Royal uses a unique mold-blown technique which allows him to construct large-scale pieces through modular molds, dealer Jim Schantz told the Glass Quarterly Hot Sheet in a telephone interview. This process, which took years to develop, came out of a natural way of building, and draws from various geometric aspects of nature.
Royal started this process of gluing larger pieces of glass together eleven years ago, which he said he came to after noticing geometric patterns in nature. “Pretty soon you start looking around and see all this geometry,” Royal said in a telephone interview with Glass. Taking note from the systematic process used in nature, Royal created organic forms through geometry, combining rigidity and spontaneity.
“It takes a long time to glue these together, it could take weeks to make a piece, which means I’m always working on several at a time,” Royal told Glass in a telephone interview. Due to this lengthy process, Royal said he approaches work in a “contemplative, intuitive way.”
This specific technique gives Royal the freedom to build, assemble, and design a piece over a longer time frame. “He’s really enjoying this process where he can design sculpturally,” Schantz said. The drama that stems from large-scale work is not unique to Royal— Dale Chihuly, for example, has worked on a larger scale for years, and with bright colors — but, “Richard has developed a way of working that is quite different in its approach,” Schantz said.

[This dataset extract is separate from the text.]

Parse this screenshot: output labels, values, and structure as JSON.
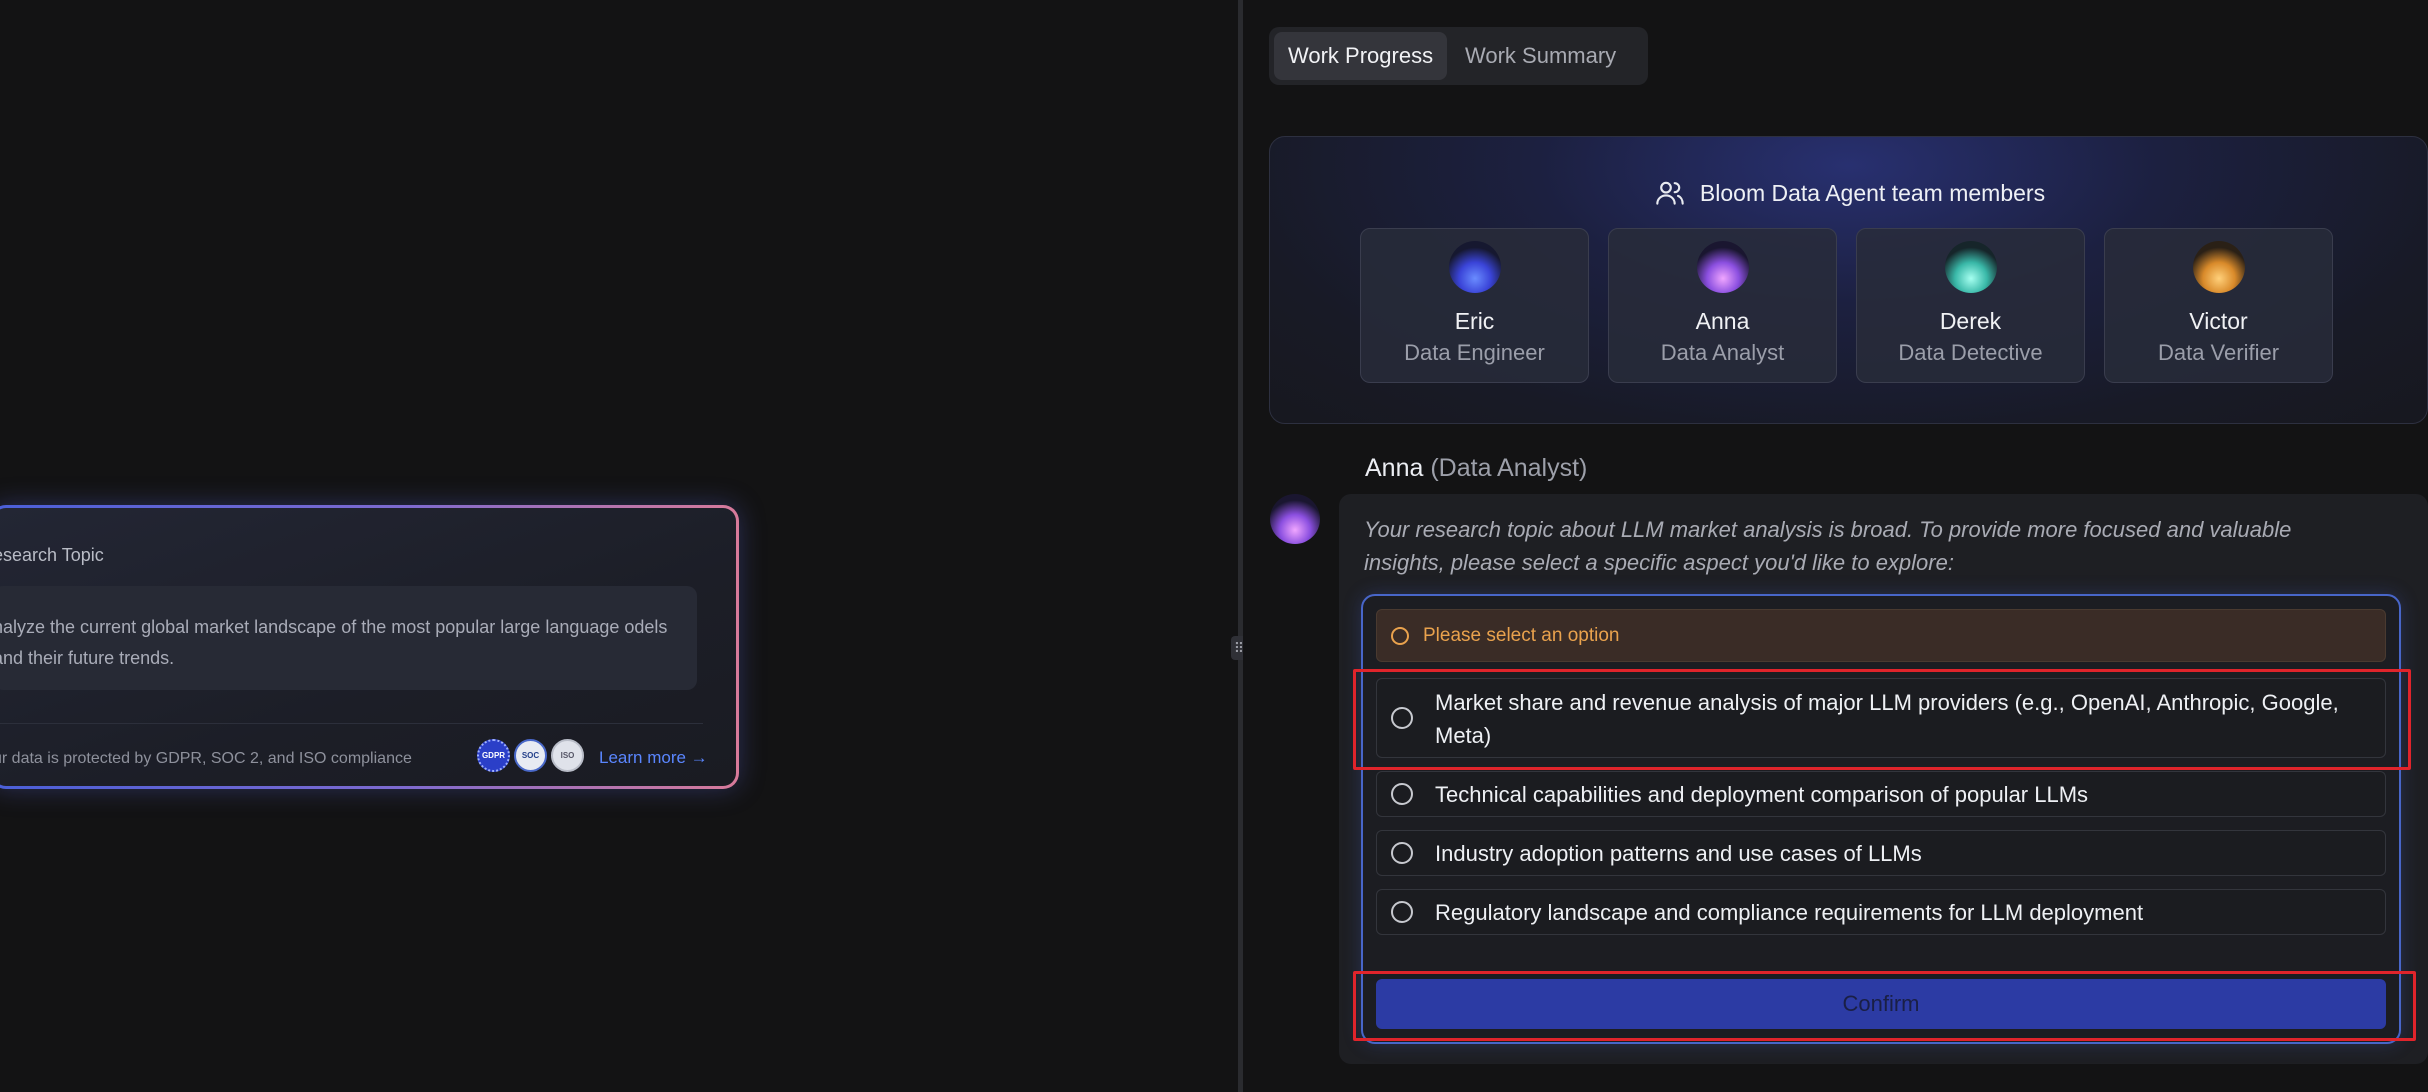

Specifically, the large scale of the pieces work to engage the environment and architecture, going beyond the mere physicality of an object on a pedestal.
“He has made that jump from the pedestal to the entire room environment with this work because of the scale and the freedom it affords him to relate to the space,” Schantz said.

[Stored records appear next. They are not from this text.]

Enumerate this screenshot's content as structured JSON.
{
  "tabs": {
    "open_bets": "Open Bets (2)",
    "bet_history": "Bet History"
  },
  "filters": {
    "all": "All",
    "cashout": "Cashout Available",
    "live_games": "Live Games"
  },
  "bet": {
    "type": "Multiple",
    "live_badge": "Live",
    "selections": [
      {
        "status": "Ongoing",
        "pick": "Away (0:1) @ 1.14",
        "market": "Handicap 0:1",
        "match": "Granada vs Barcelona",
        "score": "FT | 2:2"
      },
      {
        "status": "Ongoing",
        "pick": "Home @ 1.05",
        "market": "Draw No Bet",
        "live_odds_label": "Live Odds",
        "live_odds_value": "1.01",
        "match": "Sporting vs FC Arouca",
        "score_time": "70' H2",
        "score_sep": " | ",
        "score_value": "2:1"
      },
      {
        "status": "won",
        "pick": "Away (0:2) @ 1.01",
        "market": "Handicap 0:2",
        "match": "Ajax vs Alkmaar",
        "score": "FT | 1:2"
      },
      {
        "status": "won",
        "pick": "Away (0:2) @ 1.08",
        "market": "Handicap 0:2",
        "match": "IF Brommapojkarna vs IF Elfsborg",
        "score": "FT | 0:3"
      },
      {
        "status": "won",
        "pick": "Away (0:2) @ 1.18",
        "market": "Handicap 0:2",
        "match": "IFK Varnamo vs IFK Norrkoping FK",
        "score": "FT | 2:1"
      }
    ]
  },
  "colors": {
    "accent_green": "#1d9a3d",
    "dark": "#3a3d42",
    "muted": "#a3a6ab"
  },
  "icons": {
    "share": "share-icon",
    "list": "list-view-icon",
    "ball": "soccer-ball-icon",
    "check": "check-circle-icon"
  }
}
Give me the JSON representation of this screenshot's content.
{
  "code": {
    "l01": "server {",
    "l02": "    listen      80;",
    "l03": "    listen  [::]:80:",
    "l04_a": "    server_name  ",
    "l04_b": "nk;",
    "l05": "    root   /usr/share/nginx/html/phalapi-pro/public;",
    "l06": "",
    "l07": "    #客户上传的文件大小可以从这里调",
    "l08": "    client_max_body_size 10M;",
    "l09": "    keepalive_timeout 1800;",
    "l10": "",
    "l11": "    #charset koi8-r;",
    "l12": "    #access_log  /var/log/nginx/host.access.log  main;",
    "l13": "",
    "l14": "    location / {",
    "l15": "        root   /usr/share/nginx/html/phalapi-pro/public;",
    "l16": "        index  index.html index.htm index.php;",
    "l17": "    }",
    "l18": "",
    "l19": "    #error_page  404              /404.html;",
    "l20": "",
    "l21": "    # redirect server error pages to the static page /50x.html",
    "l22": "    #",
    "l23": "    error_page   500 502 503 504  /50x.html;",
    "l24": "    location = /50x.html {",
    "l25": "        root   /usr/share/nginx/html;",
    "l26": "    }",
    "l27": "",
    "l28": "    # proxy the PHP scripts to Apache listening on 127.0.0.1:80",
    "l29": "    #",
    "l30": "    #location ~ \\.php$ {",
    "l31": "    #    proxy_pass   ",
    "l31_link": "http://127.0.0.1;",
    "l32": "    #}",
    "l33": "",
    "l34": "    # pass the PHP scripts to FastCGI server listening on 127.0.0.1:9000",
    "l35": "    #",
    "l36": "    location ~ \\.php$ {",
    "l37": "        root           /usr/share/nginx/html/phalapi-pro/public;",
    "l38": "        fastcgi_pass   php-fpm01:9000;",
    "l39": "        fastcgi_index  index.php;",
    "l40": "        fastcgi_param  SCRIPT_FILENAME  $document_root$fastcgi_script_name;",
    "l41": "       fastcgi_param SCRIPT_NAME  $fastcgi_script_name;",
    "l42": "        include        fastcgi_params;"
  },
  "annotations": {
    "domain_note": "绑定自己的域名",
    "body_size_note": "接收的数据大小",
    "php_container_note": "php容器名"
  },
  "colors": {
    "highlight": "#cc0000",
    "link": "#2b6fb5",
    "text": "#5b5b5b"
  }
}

While Royal has been an influential glass blower, especially in the glass community in Seattle, his latest evolution has taken his work in a promising new direction.
The large scale of the work in itself allows Royal to “investigate sculpture,” Schantz said, which is evident in pieces such as Geo Calder Homage, which is constructed from variously colored pyramidal forms. The work shows the freedom of movement and ideas new techniques afforded Royal. By emphasizing form throughout, the work creates a layered narrative for how structure can emerge foremost.

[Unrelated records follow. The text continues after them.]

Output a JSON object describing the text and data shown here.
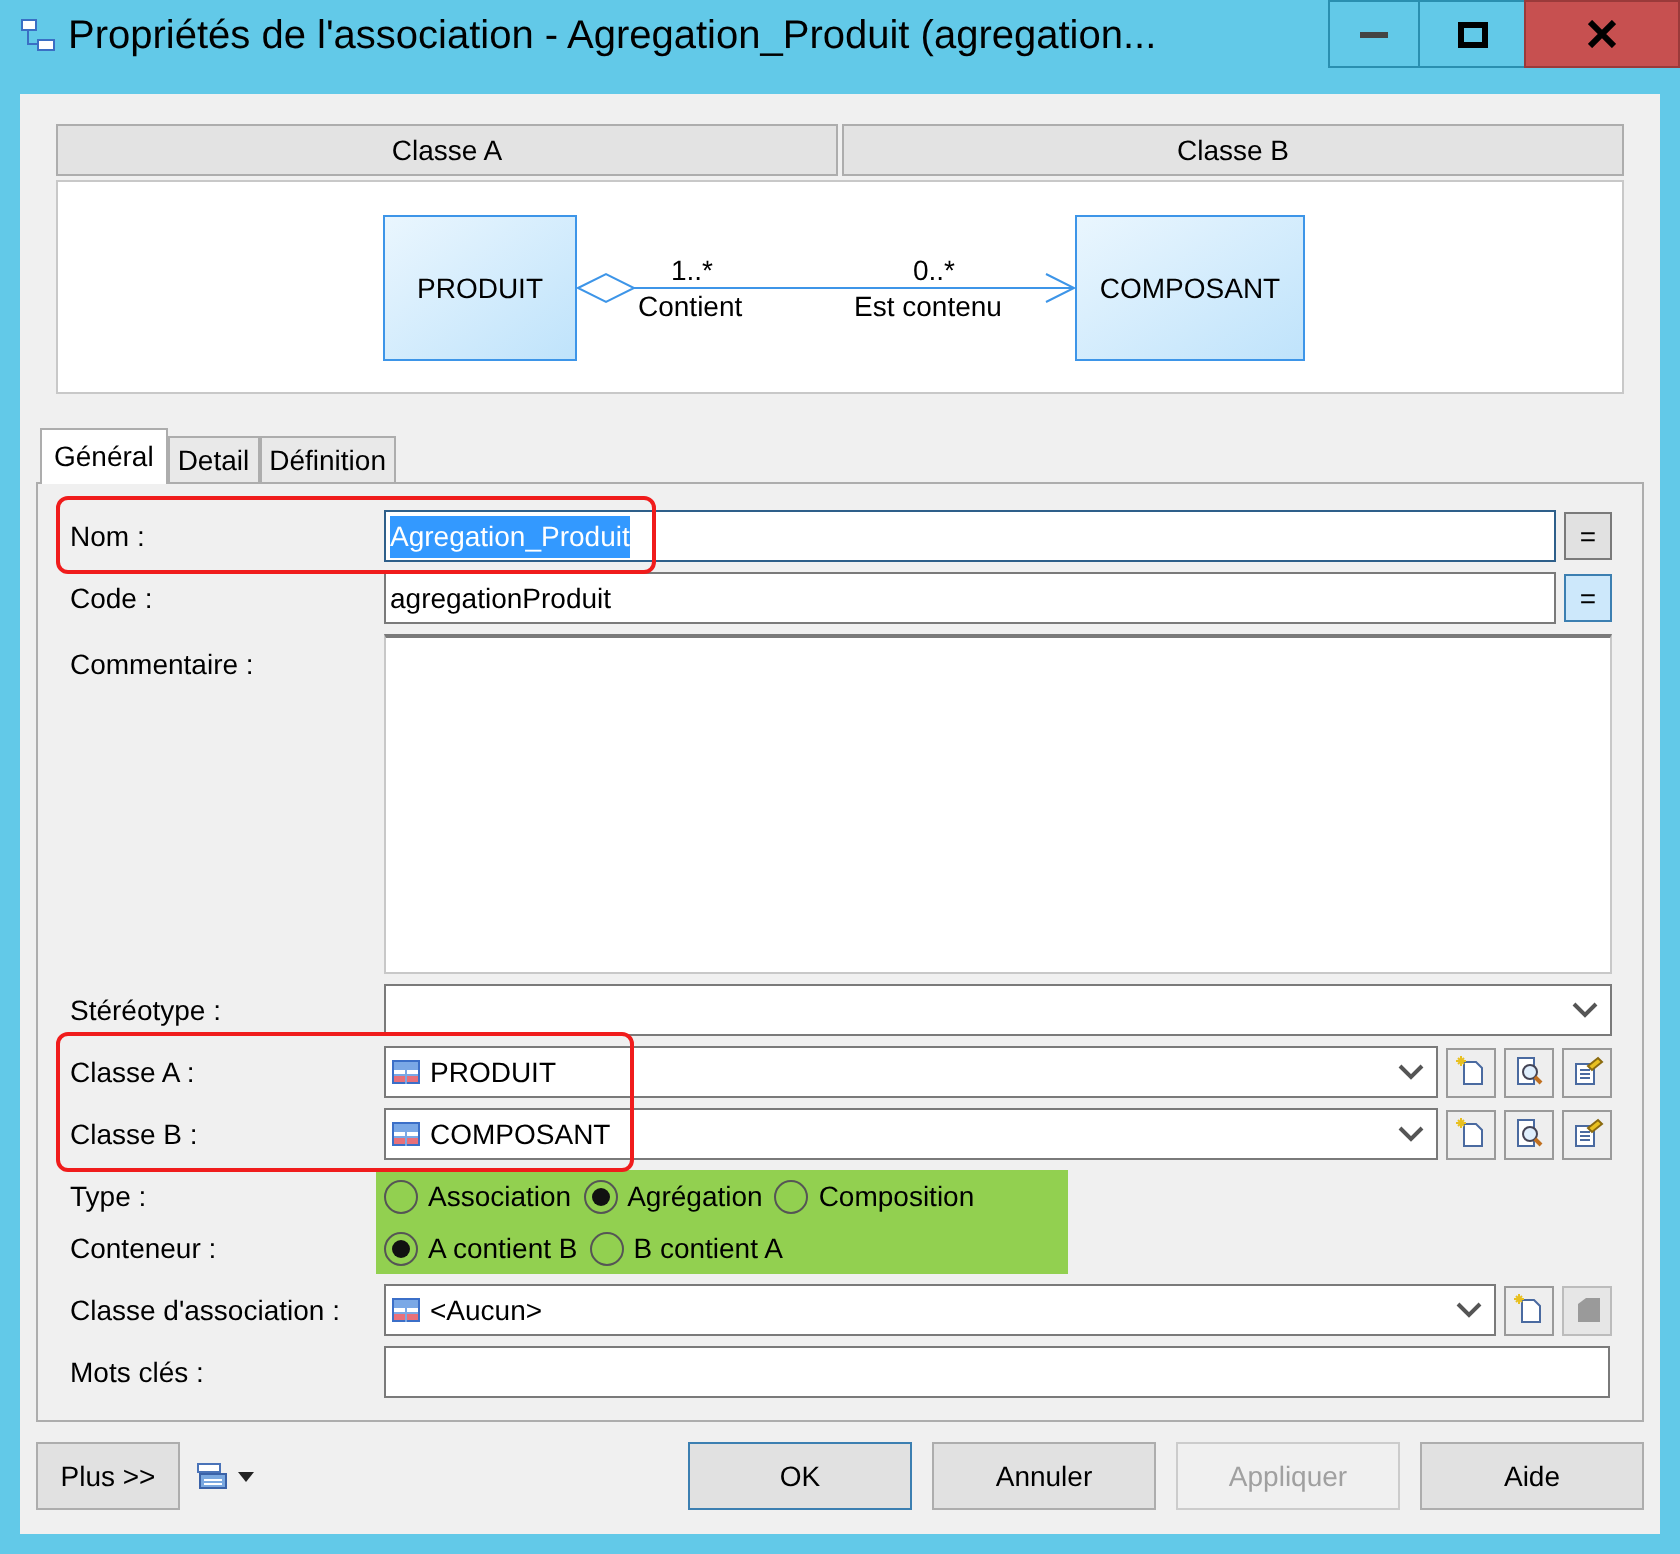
{
  "window": {
    "title": "Propriétés de l'association - Agregation_Produit (agregation..."
  },
  "diagram": {
    "headers": [
      "Classe A",
      "Classe B"
    ],
    "class_a": "PRODUIT",
    "class_b": "COMPOSANT",
    "role_a": {
      "multiplicity": "1..*",
      "name": "Contient"
    },
    "role_b": {
      "multiplicity": "0..*",
      "name": "Est contenu"
    }
  },
  "tabs": [
    {
      "label": "Général",
      "selected": true
    },
    {
      "label": "Detail",
      "selected": false
    },
    {
      "label": "Définition",
      "selected": false
    }
  ],
  "fields": [
    {
      "kind": "text",
      "label": "Nom :",
      "value": "Agregation_Produit",
      "text_selected": true,
      "red_frame": true,
      "equals": {
        "label": "=",
        "on": false
      }
    },
    {
      "kind": "text",
      "label": "Code :",
      "value": "agregationProduit",
      "text_selected": false,
      "equals": {
        "label": "=",
        "on": true
      }
    },
    {
      "kind": "textarea",
      "label": "Commentaire :"
    },
    {
      "kind": "combo",
      "label": "Stéréotype :"
    },
    {
      "kind": "class-combo",
      "label": "Classe A :",
      "value": "PRODUIT",
      "red_frame": true,
      "buttons": [
        {
          "kind": "new",
          "disabled": false
        },
        {
          "kind": "find",
          "disabled": false
        },
        {
          "kind": "properties",
          "disabled": false
        }
      ]
    },
    {
      "kind": "class-combo",
      "label": "Classe B :",
      "value": "COMPOSANT",
      "red_frame": true,
      "buttons": [
        {
          "kind": "new",
          "disabled": false
        },
        {
          "kind": "find",
          "disabled": false
        },
        {
          "kind": "properties",
          "disabled": false
        }
      ]
    },
    {
      "kind": "radio",
      "label": "Type :",
      "green_fill": true,
      "options": [
        {
          "label": "Association",
          "selected": false
        },
        {
          "label": "Agrégation",
          "selected": true
        },
        {
          "label": "Composition",
          "selected": false
        }
      ]
    },
    {
      "kind": "radio",
      "label": "Conteneur :",
      "green_fill": true,
      "options": [
        {
          "label": "A contient B",
          "selected": true
        },
        {
          "label": "B contient A",
          "selected": false
        }
      ]
    },
    {
      "kind": "class-combo",
      "label": "Classe d'association :",
      "value": "<Aucun>",
      "buttons": [
        {
          "kind": "new",
          "disabled": false
        },
        {
          "kind": "properties",
          "disabled": true
        }
      ]
    },
    {
      "kind": "text",
      "label": "Mots clés :"
    }
  ],
  "footer": {
    "more": "Plus >>",
    "actions": [
      {
        "label": "OK",
        "default": true,
        "disabled": false
      },
      {
        "label": "Annuler",
        "default": false,
        "disabled": false
      },
      {
        "label": "Appliquer",
        "default": false,
        "disabled": true
      },
      {
        "label": "Aide",
        "default": false,
        "disabled": false
      }
    ]
  }
}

Working mostly with primary colors throughout the "Fractal" series, there is a pure and amusing character to the works. In Ode to Mondrian, Royal takes note from the reductive elements in painter Mondrian’s work, which was simplistically constructed of primary colors and geometric shapes, just like in Royal’s work.
The primary color palette found in the geometric series was used to emphasize the forms and sculptural elements. “I didn’t want to lose sight of forms by splashing color on the work,” Royal said.
Referencing Ode to Mondrian, Royal said that, while he tries to have some sort of historical influence, he wants to bring fresh ideas forth.
Working on a large scale is riskier, involving more time and resources than a smaller scale would. While a bigger investment, working larger has afforded Royal opportunity to let elements like structure and color take over the pieces. “Royal found his way to enter into the world [of large-scale work].”
Royal’s work loosely constructs a narrative of free movement and colorful exploration. The spontaneity in the investigation of shape as well as the simplified color palette brings forth fluidity and purposeful movement through space.
Yet, the geometric series has not reached completion. Royal said there’s still more to find in geometry, and he’s going to push forward to see what’s next. “Where it takes me I’m not really sure,” Royal said. “I keep trying to change things up.” Revisiting processes from the 1980s, Royal said he’s repurposing past ideas to see how it can meet his geometric techniques.
IF YOU GO:
Through summer 2019
3 Elm Street